On Tuesday (4 August), a 44-year-old man from Wednesbury, West Midlands was arrested on suspicion of Fraud and money laundering. This was in connection with an incident in November 2019 where an 84-year-old woman from Nuneaton received a call from someone claiming to be from the police instructing her to transfer money. The woman was defrauded out of thousands of pounds. The suspect has been bailed until next week while enquiries continue.
On Thursday, a 25-year-old man from Birmingham was arrested on suspicion of fraud. This was in connection with an incident in April 2020 where a woman in Warwick received a call from someone claiming to be a high court sheriff who told her that she owed money to the court and that it needed to be transferred into a bank account. She was defrauded out of several hundred pounds. The suspect has been released under investigation while enquiries continue.

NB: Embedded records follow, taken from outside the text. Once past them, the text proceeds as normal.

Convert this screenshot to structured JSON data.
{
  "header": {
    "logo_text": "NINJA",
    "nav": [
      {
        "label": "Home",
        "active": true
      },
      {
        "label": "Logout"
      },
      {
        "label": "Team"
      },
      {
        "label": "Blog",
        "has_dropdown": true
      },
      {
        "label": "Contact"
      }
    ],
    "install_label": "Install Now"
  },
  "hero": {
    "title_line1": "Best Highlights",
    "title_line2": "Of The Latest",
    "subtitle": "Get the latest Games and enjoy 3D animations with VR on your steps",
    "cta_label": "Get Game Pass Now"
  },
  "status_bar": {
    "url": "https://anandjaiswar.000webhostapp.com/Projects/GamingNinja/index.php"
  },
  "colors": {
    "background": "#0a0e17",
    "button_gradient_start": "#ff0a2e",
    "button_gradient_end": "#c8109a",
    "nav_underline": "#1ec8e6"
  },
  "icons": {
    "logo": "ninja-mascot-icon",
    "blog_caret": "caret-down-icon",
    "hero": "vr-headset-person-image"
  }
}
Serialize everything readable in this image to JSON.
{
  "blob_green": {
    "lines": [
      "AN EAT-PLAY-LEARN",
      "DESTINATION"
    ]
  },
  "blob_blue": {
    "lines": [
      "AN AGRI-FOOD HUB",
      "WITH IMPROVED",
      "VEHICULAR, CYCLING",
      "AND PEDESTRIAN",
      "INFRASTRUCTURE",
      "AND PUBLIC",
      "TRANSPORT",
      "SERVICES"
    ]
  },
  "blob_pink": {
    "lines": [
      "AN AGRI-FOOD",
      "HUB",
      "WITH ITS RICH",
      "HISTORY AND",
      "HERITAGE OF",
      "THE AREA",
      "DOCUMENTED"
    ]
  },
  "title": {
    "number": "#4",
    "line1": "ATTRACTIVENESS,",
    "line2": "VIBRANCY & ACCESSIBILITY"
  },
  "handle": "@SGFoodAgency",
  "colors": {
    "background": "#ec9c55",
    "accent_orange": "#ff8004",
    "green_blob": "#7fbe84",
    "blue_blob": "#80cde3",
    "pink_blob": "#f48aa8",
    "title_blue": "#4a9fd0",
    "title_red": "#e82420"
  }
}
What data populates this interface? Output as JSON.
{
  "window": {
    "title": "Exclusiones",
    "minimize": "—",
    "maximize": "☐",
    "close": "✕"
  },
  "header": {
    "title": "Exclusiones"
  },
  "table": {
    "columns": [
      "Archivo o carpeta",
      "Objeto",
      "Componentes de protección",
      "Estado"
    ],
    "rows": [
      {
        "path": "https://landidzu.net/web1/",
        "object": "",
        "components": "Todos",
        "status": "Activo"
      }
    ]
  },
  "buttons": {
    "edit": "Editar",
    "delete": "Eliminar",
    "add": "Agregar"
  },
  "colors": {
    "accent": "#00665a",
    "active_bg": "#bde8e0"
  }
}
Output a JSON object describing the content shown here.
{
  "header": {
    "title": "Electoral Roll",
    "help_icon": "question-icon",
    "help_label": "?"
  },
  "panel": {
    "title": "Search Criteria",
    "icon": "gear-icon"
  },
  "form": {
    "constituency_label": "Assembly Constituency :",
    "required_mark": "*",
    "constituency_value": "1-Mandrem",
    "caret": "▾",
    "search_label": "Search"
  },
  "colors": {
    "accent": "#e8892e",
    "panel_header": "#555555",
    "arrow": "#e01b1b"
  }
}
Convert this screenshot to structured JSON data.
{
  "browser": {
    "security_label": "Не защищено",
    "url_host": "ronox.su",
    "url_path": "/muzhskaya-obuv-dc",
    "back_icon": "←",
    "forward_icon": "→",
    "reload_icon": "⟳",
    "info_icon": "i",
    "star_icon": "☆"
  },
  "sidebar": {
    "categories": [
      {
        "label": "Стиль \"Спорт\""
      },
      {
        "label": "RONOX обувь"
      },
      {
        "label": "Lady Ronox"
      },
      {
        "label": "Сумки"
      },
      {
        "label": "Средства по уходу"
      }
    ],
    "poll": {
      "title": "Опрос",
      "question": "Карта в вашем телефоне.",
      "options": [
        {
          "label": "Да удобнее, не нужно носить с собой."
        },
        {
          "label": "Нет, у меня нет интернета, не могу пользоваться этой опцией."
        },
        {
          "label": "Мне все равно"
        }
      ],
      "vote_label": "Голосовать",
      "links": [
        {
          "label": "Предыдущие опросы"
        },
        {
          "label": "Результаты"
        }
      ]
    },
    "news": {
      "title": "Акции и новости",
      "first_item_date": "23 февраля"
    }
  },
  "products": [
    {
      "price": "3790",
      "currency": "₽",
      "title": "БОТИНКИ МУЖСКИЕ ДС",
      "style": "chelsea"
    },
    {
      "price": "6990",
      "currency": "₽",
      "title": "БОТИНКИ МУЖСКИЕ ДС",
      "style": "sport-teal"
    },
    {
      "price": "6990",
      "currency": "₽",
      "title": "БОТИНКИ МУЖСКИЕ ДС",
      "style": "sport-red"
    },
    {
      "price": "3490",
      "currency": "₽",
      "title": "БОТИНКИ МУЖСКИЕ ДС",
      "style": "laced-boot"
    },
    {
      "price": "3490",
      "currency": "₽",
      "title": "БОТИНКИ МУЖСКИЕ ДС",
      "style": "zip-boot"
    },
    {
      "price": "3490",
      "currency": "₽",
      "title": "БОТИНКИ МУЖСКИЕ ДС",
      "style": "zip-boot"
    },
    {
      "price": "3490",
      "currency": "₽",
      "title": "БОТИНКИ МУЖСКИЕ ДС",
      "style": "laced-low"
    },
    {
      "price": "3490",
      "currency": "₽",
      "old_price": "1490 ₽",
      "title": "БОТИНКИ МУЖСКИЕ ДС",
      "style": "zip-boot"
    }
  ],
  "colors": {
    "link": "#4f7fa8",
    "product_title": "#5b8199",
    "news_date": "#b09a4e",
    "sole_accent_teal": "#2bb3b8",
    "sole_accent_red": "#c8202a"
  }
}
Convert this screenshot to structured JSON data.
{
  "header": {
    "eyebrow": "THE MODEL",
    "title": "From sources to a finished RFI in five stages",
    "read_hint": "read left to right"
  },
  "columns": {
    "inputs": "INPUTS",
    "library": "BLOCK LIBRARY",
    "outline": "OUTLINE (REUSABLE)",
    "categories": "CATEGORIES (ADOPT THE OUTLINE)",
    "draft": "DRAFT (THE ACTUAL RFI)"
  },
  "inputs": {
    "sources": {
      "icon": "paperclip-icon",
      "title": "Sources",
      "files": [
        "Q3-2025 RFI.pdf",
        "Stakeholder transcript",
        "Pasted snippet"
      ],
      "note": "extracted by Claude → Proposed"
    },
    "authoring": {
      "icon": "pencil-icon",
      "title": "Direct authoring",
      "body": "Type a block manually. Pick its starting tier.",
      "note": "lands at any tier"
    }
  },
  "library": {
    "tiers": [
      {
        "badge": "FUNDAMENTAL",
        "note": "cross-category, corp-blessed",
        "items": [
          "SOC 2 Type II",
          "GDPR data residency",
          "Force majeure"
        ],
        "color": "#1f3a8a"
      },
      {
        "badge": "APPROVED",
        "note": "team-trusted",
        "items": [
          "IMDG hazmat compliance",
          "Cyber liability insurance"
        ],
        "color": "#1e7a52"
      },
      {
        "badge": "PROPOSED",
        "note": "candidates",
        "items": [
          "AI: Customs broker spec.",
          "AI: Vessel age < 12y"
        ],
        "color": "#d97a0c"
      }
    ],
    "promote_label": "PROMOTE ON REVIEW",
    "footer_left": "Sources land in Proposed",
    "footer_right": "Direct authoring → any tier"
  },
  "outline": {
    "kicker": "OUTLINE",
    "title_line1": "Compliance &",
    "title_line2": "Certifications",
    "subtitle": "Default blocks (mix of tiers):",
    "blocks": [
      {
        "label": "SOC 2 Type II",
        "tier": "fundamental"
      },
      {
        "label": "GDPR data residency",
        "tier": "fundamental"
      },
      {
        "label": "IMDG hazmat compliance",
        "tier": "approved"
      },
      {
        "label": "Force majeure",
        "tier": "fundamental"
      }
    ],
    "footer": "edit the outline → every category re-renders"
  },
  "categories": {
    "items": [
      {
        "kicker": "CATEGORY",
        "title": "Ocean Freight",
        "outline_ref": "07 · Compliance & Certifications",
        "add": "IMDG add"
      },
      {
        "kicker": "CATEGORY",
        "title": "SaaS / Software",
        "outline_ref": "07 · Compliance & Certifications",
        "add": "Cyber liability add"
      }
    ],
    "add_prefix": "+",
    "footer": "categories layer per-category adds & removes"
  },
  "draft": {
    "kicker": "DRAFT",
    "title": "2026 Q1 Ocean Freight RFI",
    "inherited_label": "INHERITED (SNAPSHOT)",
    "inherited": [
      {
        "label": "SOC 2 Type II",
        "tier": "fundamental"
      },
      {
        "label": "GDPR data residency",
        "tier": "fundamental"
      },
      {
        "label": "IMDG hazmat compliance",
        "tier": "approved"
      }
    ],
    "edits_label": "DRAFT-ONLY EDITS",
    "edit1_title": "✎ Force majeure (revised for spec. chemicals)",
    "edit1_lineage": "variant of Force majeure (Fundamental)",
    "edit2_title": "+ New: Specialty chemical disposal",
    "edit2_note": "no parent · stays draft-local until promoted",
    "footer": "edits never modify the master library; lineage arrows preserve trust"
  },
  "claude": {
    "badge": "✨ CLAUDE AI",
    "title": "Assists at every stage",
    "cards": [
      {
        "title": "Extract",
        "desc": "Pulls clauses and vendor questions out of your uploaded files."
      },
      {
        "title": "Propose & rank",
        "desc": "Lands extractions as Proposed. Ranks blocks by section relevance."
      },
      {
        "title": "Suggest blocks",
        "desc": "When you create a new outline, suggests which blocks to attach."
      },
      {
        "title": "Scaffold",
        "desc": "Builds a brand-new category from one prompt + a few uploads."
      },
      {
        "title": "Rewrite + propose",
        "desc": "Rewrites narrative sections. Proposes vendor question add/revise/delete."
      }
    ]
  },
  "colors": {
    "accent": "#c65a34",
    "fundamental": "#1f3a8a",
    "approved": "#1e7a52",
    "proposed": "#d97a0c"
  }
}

This morning (Friday 7 August) a 21-year-old man from Coventry was arrested on suspicion of fraud. This was in connection with an incident in January 2020 where efforts were made to defraud a woman from Bulkington out of several thousand pounds. She was called by a man claiming to be from Natwest urging her to transfer money from her account. The woman realised it was a scam and reported it. The suspect remains in custody.
Warwickshire Police has received more than 100 reports of telephone fraud since November last year.
Detective Sergeant Paul Hainsworth from the Warwickshire Police Economic Crime Unit explained this type of offence is becoming more prevalent and the offenders getting more convincing: “These types of criminals typically target vulnerable people and they can sound extremely convincing. Victims are understandably concerned.
“Recently, we have been supporting the ‘Take Five’ initiative which urges people to do just that; if you feel something isn’t right, take five minutes to consider whether a situation is genuine.
“Criminals will often pressure people to act on the spot whereas legitimate callers will have no problem with you taking your time and carrying out relevant checks.”
Take five advice
These types of criminals are experts at impersonating organisations such as the police, a bank or the HMRC. They will often spend hours researching you for their scams, hoping you’ll let your guard down for just a moment.
Stop: Taking a moment to stop and think before parting with your money or information could keep you safe.
Challenge: Could it be fake? It’s ok to reject, refuse or ignore any requests. Only criminals will try to rush or panic you.
Protect: Contact your bank immediately if you think you have fallen for a scam and report it.
Your bank will never send a courier to your home
Your bank and the police will never collect your bank card
Your bank and the police will never ask for your PIN
Your bank will never ask you to transfer money
If you receive one of these calls, end it immediately